**Exercise:**
Check each line of the material for the string "count", and copy the lines that have it.

**Records to process:**

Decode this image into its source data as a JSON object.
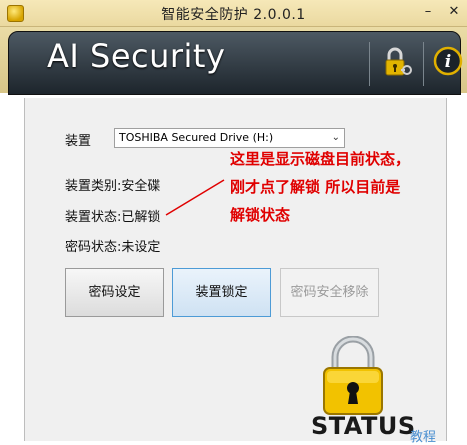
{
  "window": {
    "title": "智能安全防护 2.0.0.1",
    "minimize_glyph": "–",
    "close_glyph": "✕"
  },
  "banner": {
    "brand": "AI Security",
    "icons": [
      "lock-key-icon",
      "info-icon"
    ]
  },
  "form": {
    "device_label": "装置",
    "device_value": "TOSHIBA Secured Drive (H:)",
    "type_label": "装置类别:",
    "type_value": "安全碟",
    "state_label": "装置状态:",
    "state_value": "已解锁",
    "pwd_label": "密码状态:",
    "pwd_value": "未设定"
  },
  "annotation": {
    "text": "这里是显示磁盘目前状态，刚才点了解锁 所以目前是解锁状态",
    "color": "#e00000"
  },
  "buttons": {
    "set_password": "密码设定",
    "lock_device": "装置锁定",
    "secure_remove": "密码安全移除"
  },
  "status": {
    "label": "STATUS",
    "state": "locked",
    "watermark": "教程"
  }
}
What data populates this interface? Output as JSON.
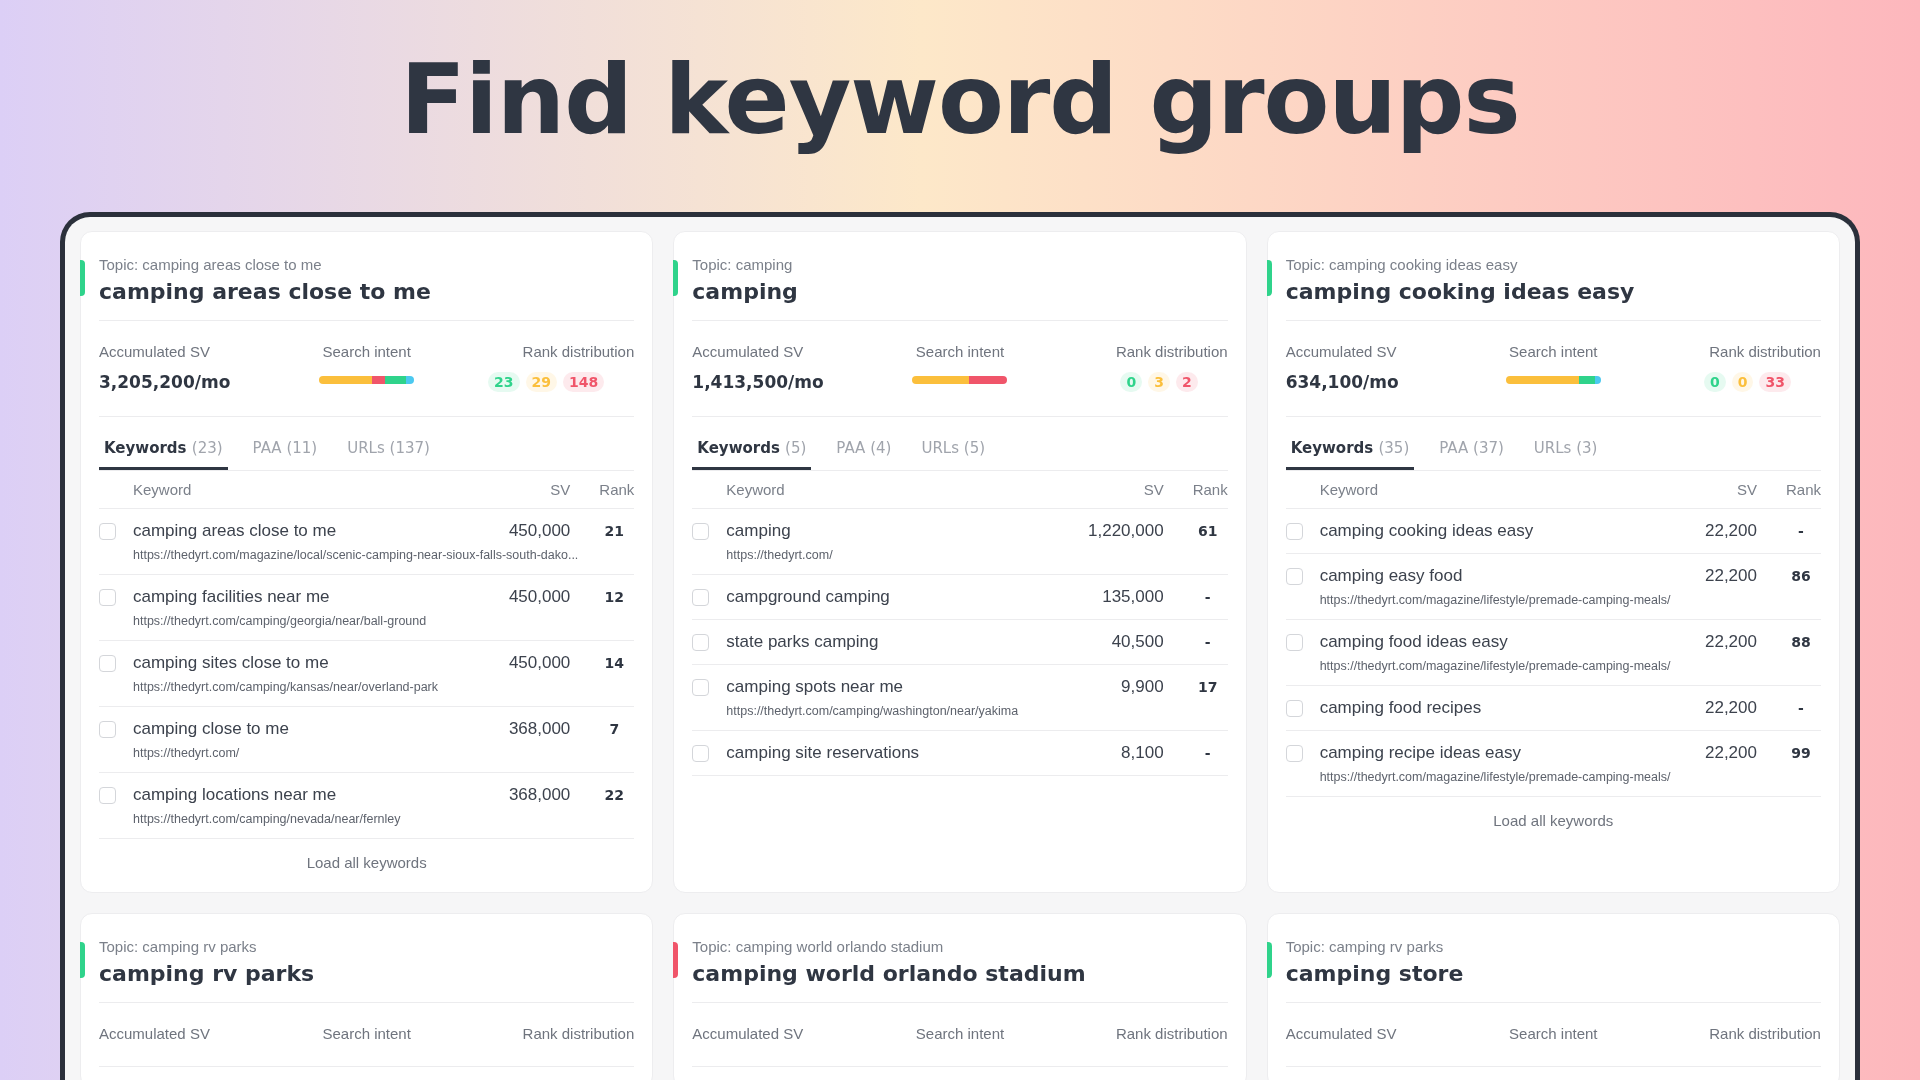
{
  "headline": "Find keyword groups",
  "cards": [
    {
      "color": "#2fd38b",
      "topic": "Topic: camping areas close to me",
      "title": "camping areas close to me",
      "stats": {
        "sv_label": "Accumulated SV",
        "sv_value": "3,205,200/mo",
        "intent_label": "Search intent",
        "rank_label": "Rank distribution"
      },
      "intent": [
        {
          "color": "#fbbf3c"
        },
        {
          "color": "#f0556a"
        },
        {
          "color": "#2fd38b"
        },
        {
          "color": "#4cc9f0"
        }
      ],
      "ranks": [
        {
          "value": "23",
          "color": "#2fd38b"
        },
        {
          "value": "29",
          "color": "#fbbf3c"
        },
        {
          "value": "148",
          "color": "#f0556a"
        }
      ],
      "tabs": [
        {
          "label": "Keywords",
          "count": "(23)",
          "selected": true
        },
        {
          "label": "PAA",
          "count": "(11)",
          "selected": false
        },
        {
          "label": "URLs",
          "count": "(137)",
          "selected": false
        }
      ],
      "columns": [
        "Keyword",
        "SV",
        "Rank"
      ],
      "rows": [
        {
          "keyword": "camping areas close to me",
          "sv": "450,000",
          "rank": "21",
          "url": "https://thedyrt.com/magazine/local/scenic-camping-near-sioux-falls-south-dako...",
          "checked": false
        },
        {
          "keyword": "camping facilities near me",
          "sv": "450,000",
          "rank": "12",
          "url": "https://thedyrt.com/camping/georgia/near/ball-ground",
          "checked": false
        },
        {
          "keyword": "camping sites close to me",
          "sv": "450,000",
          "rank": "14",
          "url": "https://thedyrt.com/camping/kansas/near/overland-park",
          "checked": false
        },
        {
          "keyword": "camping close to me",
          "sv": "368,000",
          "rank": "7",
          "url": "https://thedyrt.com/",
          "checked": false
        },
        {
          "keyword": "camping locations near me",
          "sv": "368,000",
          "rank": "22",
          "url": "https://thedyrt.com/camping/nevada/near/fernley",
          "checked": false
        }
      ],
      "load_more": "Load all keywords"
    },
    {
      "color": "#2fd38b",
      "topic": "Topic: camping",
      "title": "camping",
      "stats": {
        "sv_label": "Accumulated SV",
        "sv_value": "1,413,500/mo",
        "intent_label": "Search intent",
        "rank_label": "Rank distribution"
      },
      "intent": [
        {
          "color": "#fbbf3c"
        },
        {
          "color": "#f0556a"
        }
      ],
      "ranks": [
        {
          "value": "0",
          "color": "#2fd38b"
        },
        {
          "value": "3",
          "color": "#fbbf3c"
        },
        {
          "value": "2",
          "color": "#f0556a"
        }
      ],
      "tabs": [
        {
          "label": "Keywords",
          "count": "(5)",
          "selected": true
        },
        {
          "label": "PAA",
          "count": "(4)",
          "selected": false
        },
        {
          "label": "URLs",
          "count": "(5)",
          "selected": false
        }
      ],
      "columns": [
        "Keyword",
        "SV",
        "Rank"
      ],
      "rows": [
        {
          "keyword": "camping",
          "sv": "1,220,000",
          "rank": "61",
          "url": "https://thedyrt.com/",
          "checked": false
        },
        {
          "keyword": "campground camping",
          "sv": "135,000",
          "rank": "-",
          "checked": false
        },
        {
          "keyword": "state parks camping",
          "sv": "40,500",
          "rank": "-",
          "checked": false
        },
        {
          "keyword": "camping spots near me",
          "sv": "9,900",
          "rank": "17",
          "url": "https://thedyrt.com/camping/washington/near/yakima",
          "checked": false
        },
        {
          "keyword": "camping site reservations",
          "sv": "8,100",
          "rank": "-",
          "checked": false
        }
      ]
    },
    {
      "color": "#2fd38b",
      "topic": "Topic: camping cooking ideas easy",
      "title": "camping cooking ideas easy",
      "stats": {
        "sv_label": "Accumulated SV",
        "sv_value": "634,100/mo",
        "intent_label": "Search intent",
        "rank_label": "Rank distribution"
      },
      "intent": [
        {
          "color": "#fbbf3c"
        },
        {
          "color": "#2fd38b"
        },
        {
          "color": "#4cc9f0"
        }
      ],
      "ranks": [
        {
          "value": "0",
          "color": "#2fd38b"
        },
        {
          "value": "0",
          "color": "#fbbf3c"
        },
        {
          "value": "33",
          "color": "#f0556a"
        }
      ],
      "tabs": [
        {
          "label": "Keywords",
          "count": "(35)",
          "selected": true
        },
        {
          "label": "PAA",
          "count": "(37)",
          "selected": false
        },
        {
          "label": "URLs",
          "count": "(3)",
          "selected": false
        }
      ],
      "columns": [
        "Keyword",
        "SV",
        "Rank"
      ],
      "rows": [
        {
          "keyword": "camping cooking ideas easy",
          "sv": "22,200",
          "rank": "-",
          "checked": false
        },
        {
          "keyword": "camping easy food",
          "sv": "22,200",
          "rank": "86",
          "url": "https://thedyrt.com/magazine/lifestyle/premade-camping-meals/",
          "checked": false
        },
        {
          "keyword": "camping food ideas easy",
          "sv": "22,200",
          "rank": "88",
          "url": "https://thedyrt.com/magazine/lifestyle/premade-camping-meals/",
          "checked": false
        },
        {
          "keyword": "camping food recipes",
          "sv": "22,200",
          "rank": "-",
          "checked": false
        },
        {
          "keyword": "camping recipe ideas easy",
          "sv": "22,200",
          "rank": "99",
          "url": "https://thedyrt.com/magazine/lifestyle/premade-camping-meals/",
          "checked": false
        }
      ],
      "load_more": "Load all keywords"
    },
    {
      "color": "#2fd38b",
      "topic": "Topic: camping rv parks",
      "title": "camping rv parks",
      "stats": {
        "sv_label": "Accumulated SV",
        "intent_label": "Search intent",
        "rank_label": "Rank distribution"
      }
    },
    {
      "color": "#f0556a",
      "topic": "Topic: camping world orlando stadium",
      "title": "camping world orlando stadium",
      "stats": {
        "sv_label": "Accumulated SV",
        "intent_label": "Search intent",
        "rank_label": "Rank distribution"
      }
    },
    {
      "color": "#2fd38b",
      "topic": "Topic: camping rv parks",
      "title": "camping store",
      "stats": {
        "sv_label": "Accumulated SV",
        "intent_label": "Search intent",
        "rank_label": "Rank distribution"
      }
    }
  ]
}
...
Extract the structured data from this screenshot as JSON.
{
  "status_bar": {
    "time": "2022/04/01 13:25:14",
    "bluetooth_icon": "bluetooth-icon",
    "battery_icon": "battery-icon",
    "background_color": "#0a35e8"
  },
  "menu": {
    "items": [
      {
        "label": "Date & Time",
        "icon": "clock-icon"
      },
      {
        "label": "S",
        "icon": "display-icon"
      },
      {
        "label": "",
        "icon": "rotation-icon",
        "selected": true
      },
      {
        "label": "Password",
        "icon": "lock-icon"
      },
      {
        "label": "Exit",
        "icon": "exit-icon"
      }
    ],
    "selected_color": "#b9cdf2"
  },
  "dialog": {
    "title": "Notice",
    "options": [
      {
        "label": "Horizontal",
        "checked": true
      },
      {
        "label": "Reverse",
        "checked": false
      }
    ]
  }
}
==
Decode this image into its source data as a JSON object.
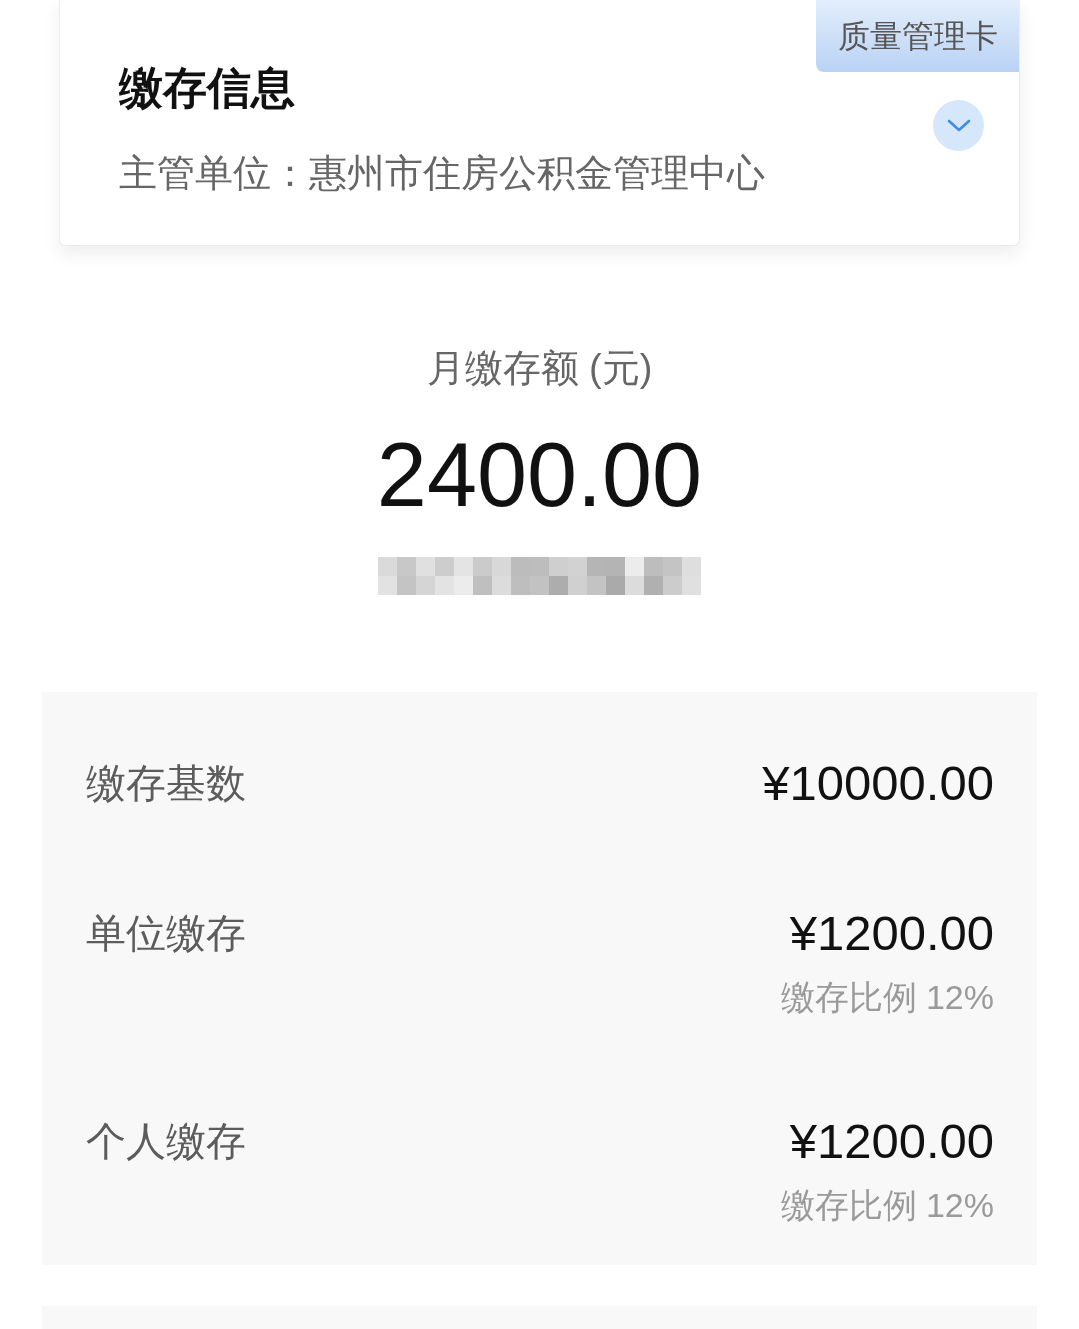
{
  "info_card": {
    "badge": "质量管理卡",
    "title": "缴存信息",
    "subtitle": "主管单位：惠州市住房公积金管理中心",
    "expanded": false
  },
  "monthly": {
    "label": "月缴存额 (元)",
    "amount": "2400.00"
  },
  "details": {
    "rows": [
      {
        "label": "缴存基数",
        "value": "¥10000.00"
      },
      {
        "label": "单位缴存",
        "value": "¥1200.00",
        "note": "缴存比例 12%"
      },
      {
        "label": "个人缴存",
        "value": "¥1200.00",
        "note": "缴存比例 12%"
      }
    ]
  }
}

**Response:**
          "count": "(23)",
          "count": "(11)",
          "count": "(137)",
          "count": "(5)",
          "count": "(4)",
          "count": "(5)",
          "count": "(35)",
          "count": "(37)",
          "count": "(3)",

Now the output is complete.